The web address points to our
$web container, but since we didn't put anything in it, we get this famous 404 NOT FOUND. To fill the container with your static site, you can directly use the Azure portal or use the "Azure Storage Explorer" Desktop application, which I strongly recommend.
To keep things simple, I am using the Azure portal here, which is integrating more and more features of the Storage Explorer. Click on the "Storage Explorer (Preview)" option on the left side menu, you can upload your HTML / CSS and JS files from here. For my part, I upload the static site made with Angular's pre-render, as I demonstrated in this blog post.
Once the upload is done, you can return to the web link given by the Storage Account and admire your site!
One last thing...
Last thing that will be almost essential for the configuration of your site is the setup of a custom domain name! I won't go into too much detail, but you need to first add a CNAME that points to the address of the static website generated by the Blob Storage through your DNS provider. Once this CNAME is created, go to the Azure portal, on the Storage Account and find the option "Custom Domain". From there you can add the domain name in such a way that the Storage Account allows connections from this domain name.
Please note, this configuration remains very basic, for example you will not be able to activate HTTPS directly with this method, you will have to go to the creation of a CDN. Likewise if you want to host a SPA that has not been pre-rendered, URL rewriting is not natively supported by Blob Storage, again the CDN will come to the rescue!
How much will it cost ?
Regarding the price, 2 elements must be taken into account:
- The cost of raw storage (the more data you store, the more you pay each month).
- Read operations on the blob storage.
For this estimate, I started with an overall weight for the site of 2MB divided into ten files. I then do the estimate for 1,000 users, 50,000 users and 1 million users per month. To carry out these calculations I use the Azure calculator provided by Microsoft and the appropriate pricing page.
The monthly storage cost of our 2MB site will not change regardless of the number of daily visitors. It is equal to 0.002GB * 0.0166 € per GB per month, or 0.0000332 €. In other words, more than negligible.
Let's see the cost of reading the data for a defined number of monthly users (the price is divided by 10,000 because it is the price for 10,000 write operations):
- For 1000 users: 1000 users * 10 files * € 0.0037 / 10,000 equals € 0.0037 per month.
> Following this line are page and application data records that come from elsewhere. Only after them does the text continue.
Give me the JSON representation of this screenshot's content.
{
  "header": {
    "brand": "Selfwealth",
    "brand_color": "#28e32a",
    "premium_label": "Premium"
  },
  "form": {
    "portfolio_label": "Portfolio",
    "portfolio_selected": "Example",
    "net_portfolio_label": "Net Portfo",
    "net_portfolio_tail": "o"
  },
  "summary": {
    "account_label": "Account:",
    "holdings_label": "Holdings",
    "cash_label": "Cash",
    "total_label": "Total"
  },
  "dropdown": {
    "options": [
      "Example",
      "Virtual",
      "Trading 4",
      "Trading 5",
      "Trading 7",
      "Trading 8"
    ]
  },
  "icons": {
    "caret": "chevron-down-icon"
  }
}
Not even 1 cent!
- For 50,000 users: 50,000 * 10 * € 0.0037 / 10,000, or € 0.185 / month.
- For 1,000,000 users: 1,000,000 * 10 * € 0.0037 / 10,000, i.e. € 3.7 / month
With this hosting model, it will therefore cost you € 3.7 per month to serve 1,000,000 users, with no configuration and peak traffic absorption built in.
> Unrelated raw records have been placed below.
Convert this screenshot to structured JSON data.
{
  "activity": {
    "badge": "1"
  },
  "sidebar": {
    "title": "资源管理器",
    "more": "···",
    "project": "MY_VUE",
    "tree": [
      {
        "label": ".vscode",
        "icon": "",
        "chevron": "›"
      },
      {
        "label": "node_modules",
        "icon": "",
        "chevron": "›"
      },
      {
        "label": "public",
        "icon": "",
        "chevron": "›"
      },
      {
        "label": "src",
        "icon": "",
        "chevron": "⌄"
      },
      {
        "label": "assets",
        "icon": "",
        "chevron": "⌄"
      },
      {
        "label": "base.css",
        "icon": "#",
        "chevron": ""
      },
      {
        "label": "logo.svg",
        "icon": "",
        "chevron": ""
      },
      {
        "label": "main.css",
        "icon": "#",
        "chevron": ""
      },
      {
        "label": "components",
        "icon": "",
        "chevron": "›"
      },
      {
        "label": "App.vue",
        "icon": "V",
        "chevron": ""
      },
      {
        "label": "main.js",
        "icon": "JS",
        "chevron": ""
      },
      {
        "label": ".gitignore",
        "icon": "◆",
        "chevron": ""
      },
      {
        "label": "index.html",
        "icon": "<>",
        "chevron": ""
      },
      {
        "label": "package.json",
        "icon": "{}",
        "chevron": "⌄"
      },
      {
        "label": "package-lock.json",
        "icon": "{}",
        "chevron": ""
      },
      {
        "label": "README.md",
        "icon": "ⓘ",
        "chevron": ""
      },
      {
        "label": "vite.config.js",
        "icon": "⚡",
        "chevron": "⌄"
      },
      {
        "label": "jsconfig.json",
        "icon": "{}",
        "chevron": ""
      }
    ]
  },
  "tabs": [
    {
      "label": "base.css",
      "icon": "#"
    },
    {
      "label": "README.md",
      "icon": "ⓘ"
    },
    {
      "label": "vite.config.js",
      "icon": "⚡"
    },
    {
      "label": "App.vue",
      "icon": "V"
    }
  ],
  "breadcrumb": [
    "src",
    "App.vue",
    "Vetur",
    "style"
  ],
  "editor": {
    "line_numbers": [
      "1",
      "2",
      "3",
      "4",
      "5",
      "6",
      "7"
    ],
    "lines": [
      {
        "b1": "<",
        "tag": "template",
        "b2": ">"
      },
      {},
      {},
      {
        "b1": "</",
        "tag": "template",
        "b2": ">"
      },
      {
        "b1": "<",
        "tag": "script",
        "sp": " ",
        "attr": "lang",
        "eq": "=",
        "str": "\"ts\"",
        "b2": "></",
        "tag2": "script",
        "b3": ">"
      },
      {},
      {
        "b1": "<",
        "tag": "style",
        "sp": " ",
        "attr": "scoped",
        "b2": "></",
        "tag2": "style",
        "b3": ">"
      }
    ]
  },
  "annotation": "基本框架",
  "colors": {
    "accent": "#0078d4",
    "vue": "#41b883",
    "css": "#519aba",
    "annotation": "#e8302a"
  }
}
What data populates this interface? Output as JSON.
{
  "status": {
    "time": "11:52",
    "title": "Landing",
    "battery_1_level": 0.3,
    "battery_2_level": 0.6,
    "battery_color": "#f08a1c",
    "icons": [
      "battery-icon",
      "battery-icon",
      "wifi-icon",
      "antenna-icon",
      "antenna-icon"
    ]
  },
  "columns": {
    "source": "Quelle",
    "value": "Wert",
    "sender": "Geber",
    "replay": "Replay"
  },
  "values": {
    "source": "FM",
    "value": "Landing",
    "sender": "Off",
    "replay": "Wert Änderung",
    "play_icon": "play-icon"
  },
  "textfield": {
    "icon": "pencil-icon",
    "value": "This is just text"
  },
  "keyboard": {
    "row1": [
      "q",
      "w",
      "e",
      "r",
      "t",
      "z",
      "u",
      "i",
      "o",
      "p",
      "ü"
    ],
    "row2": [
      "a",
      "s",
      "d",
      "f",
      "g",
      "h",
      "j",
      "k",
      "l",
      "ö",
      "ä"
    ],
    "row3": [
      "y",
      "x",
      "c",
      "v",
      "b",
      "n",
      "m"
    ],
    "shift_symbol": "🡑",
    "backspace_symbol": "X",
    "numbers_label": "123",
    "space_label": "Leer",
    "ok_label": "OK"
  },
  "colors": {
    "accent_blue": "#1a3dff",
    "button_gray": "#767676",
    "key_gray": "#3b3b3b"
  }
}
It is advisable to set up an upfront CDN, in this case it will of course be necessary to add the price of the CDN, which will be more expensive than the Blob Storage alone.
For further knowledge
As mentioned previously, the Storage Account in static website mode has certain limitations natively:
- Cannot enable HTTPS on a custom domain name.
- Unable to set up URL rewriting for proper functioning of SPAs.
- Access to your site is not globalized (you have chosen a region for hosting your Storage Account), which means that users on the other side of the world will have fairly significant latency.
- No cache management.
To solve all these elements with a single additional brick, you will have to turn to Azure CDN, which integrates perfectly.
If you are interested in the topic, let me know and I will write an article to complement this one as well :)
Do not hesitate to follow me on twitter @Chinouchi, to be kept informed of my next articles or videos on technological subjects.
- Microsoft documentation for hosting a static website on an Azure Storage Account: https://docs.microsoft.com/en-us/azure/storage/blobs/storage-blob-static-website
- The entry point for Azure CDN: https://azure.microsoft.com/en-us/services/cdn/
- The Azure calculator: https://azure.microsoft.com/en-us/pricing/calculator/